Waiting for a full set of facts to come to light before deciding what to do is another everyday mistake leaders make during crises. Since a problem has so many unknowns and surprises, the facts may not become apparent within the necessary decision-making. But leaders shouldn’t just rely on their intuition. Leaders can better deal with uncertainty and the feeling of jamais vu (the opposite of déjà vu) by continually gathering information as the crisis unfolds and observing how their responses work.
Crisis communication from leaders often hits, and it can help leaders as they assess and anticipate. One of these, called updating, involves reviewing ideas based on new information gathered by teams and developing knowledge. The second, doubt, helps leaders critically consider current and potential actions and decide whether they should be changed, adapted, or rejected. Updating and doubting helps leaders meditate their dueling impulses to come up with solutions based on what they’ve done before and come up with new solutions without drawing on the past lessons. Instead, leaders release their experiences while accepting new insights as leaders put their experiences to good use while embracing new ideas as they need to act with determination. Visible determination not only strengthens the organization’s confidence in the leadership; it work of teams to support the search for solutions to the challenges the organization must face.

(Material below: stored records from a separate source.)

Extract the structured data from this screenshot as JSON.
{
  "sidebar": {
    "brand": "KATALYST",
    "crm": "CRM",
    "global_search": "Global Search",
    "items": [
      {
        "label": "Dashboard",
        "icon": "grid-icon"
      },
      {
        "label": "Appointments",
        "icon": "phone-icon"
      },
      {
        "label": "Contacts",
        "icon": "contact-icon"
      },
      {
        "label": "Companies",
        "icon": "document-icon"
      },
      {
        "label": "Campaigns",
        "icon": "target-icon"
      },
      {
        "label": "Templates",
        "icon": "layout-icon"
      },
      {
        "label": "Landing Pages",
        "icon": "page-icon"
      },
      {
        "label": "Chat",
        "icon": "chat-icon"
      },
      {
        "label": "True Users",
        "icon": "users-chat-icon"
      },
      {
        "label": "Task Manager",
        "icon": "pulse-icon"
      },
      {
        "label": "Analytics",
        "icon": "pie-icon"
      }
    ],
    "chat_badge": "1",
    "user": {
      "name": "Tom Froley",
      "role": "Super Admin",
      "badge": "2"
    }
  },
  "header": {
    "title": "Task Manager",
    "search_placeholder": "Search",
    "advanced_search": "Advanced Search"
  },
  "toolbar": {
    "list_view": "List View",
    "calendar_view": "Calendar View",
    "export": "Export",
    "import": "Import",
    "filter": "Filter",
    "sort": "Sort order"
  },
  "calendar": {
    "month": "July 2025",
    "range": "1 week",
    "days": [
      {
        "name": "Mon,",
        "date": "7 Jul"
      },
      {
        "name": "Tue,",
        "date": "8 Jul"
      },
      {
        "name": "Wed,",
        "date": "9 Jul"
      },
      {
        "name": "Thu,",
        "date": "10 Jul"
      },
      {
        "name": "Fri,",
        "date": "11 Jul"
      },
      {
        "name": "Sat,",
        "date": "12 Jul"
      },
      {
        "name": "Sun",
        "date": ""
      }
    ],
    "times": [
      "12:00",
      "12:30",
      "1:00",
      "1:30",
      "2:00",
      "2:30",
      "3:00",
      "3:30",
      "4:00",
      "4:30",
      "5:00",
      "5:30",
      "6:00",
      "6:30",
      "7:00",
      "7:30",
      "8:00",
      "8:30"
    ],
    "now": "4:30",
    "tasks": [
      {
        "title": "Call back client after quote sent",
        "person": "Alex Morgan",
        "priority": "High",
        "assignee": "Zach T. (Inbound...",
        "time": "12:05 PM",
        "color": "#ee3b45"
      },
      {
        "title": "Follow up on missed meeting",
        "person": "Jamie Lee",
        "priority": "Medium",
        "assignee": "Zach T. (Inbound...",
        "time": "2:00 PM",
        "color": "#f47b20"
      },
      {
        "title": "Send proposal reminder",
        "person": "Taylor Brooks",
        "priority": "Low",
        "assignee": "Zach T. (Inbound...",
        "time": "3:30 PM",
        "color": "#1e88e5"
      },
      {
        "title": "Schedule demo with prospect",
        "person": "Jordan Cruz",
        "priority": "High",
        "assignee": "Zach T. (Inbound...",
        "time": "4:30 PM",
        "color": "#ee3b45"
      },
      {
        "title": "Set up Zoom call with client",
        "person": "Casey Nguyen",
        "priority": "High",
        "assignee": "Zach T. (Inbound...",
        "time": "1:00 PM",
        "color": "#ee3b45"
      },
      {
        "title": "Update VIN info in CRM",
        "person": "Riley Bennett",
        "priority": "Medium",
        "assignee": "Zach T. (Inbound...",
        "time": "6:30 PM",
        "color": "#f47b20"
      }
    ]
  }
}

Show empathy: Treat human tragedy as a priority.
In a landscape-scale crisis, people’s minds first turn to their survival and other basic needs. Will I be sick or hurt? Will my family? What happens then? Who takes care of us? Leaders shouldn’t hire communications or legal staff to answer these questions. A crisis is of utmost importance for leaders to uphold an essential aspect of their role: to make a positive difference in people’s lives.
To do this, leaders must recognize the personal and professional challenges that employees and their loved ones face during a crisis. In mid-March 2020, COVID-19 had struck the tragedy of countless people, causing thousands of lives. More than 100,000 cases have been confirmed; many others had been screened. The pandemic has also triggered powerful second-order effects. School closures in many jurisdictions place a strain on working parents. Since every crisis affects people in a certain way, leaders must pay careful attention to how people struggle and take appropriate measures to support them.
Finally, it is crucial that leaders empathize and open to others’ empathy, and remain attentive to their well-being. As stress, fatigue, and uncertainty increase during a crisis, leaders may find that their ability to process information, stay sober, and use common sense diminishes. They are more likely to counteract functional decline if they encourage their colleagues to voice their concerns and heed the warnings given to them. By investing time in their well-being, leaders can maintain their effectiveness for the weeks and months that a crisis can bring.
Communicate effectively: ensure transparency and ensure regular updates
Crisis communication from executives often goes in the wrong direction. Time and again, we leaders adopt an overconfident and optimistic tone at the onset of a crisis – and arouse the suspicion of stakeholders about leaders know and how they are dealing with the problem. Authority figures also tend to put announcements on hold for long periods while waiting for more facts to emerge, and decisions are made.